Procurement Minister Anita Anand -- whom Trudeau has praised for her efforts in securing a large portfolio of vaccine candidates -- sought to defend the work done by her department in locking in vaccine deals. However, Canada is at a disadvantage because the country does not currently have the domestic manufacturing capacity, nor the licensing agreements in-hand to mass-produce doses for Canadians of eventual effective vaccines.

“We explored every possibility with these suppliers, including making sure that they knew we would be open to any option relating to the domestic manufacturing, as well as international agreements,” Anand told reporters on Friday.

“We were the fourth country, of all countries in the world, to get an agreement with Pfizer. We were one of the earliest countries to secure an agreement with Moderna… And then with regards to AstraZeneca, we are the first country that they signed with that did not have a large scale bio manufacturing facility,” she said.

Moe said that back in 2017 his government began asking to build up a manufacturing facility in Saskatchewan.

“The requests were there to increase our manufacturing capability… right here in Saskatchewan. They were not moved on by the federal government at that time, and if we did we would have been in a little different situation here today,” Moe said.

LeBlanc once again pointed to that some major pharmaceutical companies that left Canada under previous Conservative governments.

“Over many decades the bio-manufacturing capacity in Canada dissipated and diminished,” he said.

The prime minister spoke with premiers again on Thursday evening about the COVID-19 response and said the federal government is offering the latest information it can, after frustration and confusion about timelines and plans bubbled over this week.

Moe said that on the call, all premiers asked about when they were going to get access to vaccines and how many doses.
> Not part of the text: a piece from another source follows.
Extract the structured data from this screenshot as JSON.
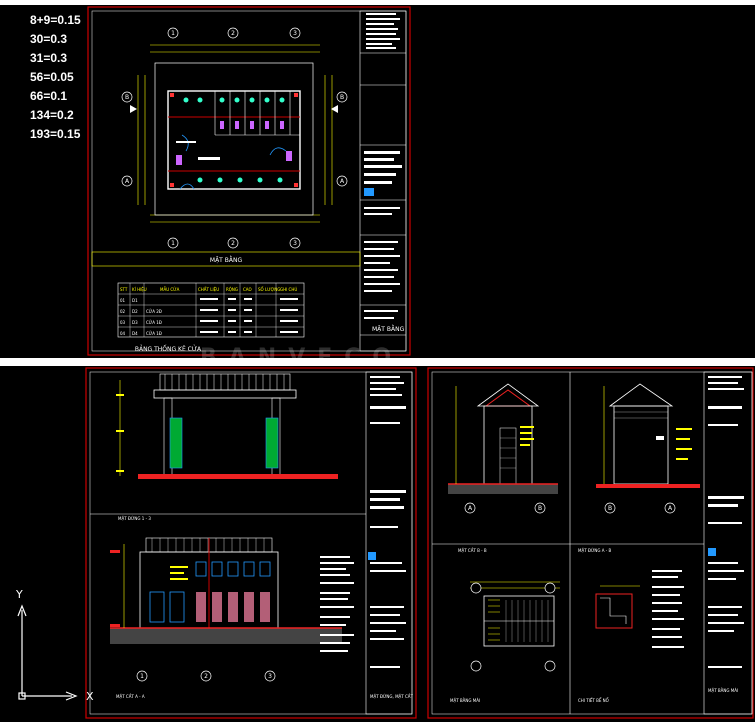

He said the provincial leaders’ concerns are that they want to make sure their local health authorities are ready for the rollout.

“Why it's important for provinces to know how much we're getting and when we're getting that is, it is the provinces that will ramp up the vaccination programs and that is what we are busy trying to do with our health systems and public health systems across the nation,” he said.

Conservative health critic Michelle Rempel Garner said that with an operation this major, more details should have been worked out months ago, because every day people are dying.

“People aren't going to get back to work, they're not going to be able to get their kids back to school, reopen their businesses,” she said.

NDP Health Critic Don Davies said that Canadians just want to know as much as they can about what to expect with the vaccine rollout.

“Australia has issued a 12-page plan, a very similar country to ours, a similar size federation that sets out in very close detail how they're going to vaccinate, who's going to do it, and by when. They're producing 30 million doses of AstraZeneca vaccine domestically, so we know that countries can produce domestically, we know that they can be forthright about their plan, they know that they can reveal that to the public… So, I just don't understand why this Canadian government here, the Liberals are incapable of doing the same thing here,” Davies said.

Asked whether he and other premiers are relying too heavily on an eventual vaccine to end the COVID-19 crisis rather than implementing the necessary public health restrictions and sectoral closures now, Moe said that in his view, the quicker a vaccine is ready, the sooner premiers will have to stop making as many “difficult decisions.”

“When we have access, wide-scale access to this vaccine, that will help that that other much tougher conversation go away,” he said.

However as Chief Public Health Officer Dr. Theresa Tam pointed out on Friday, while Canada may be nearing the procurement of vaccines that so far have been shown to be effective in preventing COVID-19 disease in clinical trials, questions remain as to whether the vaccines would at all prevent people from transmitting a COVID-19 infection to another person. This means mask-wearing and physical distancing could be part of daily life for quite some time.